For me, step one when organising a holiday is booking the flights. Flights are the most expensive component (if you plan on staying in a cheap hostel, that is) and if you book the hostel first but have no way of getting there, well… that’s not ideal. If you have flights booked already, then you’re as good as halfway there.
The next step is sorting out where you’re going to sleep and personally, I live and breathe Hostelworld when it comes to this. After sifting through the different ways one can order their search (would you like to have the hostels with the worst reviews at the top or those that are the furthest from the city centre?), I finally found my match – Fabrizzio’s Guesthouse. I recommend this hostel to any small groups that wish to stay in Barça: in my case there were 3 of us and we managed to find a dorm for only 3 people which, believe me, is very difficult. At Fabrizzio’s there are only 5 bedrooms and therefore the spacious living room, 2 bathrooms and generous kitchen provide its few guests with plenty of space to spread out and unwind.

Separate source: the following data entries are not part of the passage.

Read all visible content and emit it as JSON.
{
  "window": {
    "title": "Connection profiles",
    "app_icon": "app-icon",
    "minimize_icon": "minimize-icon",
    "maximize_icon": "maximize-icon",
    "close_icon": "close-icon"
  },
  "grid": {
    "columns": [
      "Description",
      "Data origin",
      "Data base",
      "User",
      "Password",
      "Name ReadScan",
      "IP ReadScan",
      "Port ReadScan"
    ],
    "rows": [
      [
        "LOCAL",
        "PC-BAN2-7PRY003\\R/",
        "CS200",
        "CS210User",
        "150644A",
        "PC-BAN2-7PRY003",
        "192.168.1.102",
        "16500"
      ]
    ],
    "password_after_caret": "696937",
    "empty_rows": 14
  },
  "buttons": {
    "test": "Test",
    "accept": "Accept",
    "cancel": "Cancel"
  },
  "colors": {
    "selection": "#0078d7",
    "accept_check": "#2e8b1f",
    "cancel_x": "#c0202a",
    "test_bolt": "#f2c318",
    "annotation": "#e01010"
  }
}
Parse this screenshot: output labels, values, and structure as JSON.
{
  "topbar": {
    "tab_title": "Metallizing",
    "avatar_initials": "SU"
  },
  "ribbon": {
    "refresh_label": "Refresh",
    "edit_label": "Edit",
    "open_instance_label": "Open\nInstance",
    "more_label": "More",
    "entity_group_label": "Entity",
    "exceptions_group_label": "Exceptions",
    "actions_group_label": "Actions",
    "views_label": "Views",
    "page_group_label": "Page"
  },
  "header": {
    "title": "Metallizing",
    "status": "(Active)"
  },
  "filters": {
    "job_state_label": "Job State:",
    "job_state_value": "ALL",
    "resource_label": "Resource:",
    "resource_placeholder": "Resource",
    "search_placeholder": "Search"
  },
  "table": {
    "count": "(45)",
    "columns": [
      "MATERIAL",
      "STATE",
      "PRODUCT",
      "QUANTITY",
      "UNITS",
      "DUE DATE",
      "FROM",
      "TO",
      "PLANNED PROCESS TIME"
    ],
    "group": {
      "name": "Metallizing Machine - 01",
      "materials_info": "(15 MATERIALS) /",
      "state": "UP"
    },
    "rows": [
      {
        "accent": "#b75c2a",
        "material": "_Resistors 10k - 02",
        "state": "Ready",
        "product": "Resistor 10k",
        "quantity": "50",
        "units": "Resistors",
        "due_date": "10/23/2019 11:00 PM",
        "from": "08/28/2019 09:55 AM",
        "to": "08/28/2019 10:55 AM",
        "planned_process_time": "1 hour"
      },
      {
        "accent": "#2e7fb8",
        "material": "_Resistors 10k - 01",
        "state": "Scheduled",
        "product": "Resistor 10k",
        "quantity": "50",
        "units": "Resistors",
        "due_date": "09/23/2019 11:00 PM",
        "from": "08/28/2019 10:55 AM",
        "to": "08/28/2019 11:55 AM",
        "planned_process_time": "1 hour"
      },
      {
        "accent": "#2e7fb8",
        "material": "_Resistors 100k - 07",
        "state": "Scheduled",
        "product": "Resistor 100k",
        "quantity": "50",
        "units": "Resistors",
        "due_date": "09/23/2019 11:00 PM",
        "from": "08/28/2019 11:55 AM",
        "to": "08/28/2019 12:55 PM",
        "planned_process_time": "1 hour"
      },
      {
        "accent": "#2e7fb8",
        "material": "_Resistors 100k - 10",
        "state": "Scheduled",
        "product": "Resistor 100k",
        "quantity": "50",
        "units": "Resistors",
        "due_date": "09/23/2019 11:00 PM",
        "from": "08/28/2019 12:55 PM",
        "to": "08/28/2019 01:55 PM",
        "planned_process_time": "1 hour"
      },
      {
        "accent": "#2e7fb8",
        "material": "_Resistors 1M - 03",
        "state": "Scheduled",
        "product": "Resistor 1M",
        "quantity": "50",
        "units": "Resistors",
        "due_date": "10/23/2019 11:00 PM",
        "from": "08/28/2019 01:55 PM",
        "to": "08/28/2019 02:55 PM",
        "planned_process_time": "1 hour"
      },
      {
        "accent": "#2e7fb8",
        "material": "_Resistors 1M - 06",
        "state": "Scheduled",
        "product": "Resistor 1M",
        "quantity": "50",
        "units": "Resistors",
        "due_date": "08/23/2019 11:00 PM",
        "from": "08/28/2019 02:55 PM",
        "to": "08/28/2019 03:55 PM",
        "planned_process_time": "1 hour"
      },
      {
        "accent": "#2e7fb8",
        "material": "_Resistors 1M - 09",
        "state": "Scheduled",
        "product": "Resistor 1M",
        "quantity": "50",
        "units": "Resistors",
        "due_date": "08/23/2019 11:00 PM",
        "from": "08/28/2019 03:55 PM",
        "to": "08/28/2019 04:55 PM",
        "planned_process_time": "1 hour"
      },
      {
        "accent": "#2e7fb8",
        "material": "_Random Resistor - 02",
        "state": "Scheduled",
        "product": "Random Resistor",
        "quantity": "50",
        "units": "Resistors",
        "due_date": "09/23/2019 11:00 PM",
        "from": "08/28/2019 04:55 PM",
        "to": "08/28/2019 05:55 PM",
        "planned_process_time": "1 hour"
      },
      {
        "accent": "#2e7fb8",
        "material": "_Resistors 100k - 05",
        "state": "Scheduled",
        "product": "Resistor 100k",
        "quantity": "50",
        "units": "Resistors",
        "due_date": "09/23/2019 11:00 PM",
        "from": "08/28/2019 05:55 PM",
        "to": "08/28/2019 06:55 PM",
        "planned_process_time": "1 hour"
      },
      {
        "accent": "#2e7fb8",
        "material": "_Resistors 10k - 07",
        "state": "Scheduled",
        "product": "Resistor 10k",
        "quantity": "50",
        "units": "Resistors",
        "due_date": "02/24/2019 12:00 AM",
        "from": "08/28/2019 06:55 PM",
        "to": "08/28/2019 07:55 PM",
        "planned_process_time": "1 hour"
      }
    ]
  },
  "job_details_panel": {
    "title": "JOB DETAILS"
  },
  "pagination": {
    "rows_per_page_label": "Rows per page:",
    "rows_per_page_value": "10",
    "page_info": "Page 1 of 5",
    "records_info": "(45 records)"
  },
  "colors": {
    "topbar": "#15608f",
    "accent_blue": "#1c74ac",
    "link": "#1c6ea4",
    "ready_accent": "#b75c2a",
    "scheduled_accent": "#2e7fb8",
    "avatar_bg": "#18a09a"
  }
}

The only issue that we encountered with Fabrizzio’s was finding it: we ended up blundering into a huge Modernista tenement, asking in faltering Spanish where we could dump our bags. Being no fault of the hostel’s – considering that we had the address, had been provided with numerous maps and even a photo of the front doorbell – this should not discourage you from staying here. Eventually we found it, and its authenticity made up for the puddles of sweat forming on the floor around us. There are many original multiple-occupancy buildings still in Barcelona and they have a very specific feel to them: dark, cool entrance halls; cold marble stairways winding round an old and creaky lift which still has a grate and no real closing mechanism; huge oak doors with rusty knockers leading to the individual flats. Fabrizzio’s is located in one of these apartments, giving you a fix of Old Barça before you even leave the hostel. Oh, and the shower is fantastically powerful.
Having relieved ourselves of our bags we headed out for a meander. The walk from the hostel on Carrer del Consell de Cent to La Rambla – Barcelona’s busiest and most famous pedestrianised street – takes a good half hour but you get to see much of the city’s Gothic Quarter on the way, so it’s well worth it. La Rambla is a bizarre street filled with an amalgamation of strange curiosities, with one of its most notable quirks being that it sells animals along the side of the road. After cooing at the tiny bunnies and laughing at the baby tortoises who were climbing on each other in an attempt to escape, we found ourselves outside the Museu de l’Erotica (Museum of Sex). We decided to forgo a visit to this particular establishment because situated on the opposite side of the street is the famous Mercat de Sant Josep de la Boqueria, or simply La Boqueria. This huge market promised to be an absolutely delicious way to while away an afternoon, and so that’s exactly what we found ourselves doing. Eating a nectarine the size of my face and washing it down with freshly made passion fruit juice was indeed much my idea of a perfect afternoon – marginally better than staring gormlessly at a statue of a giant penis, perhaps.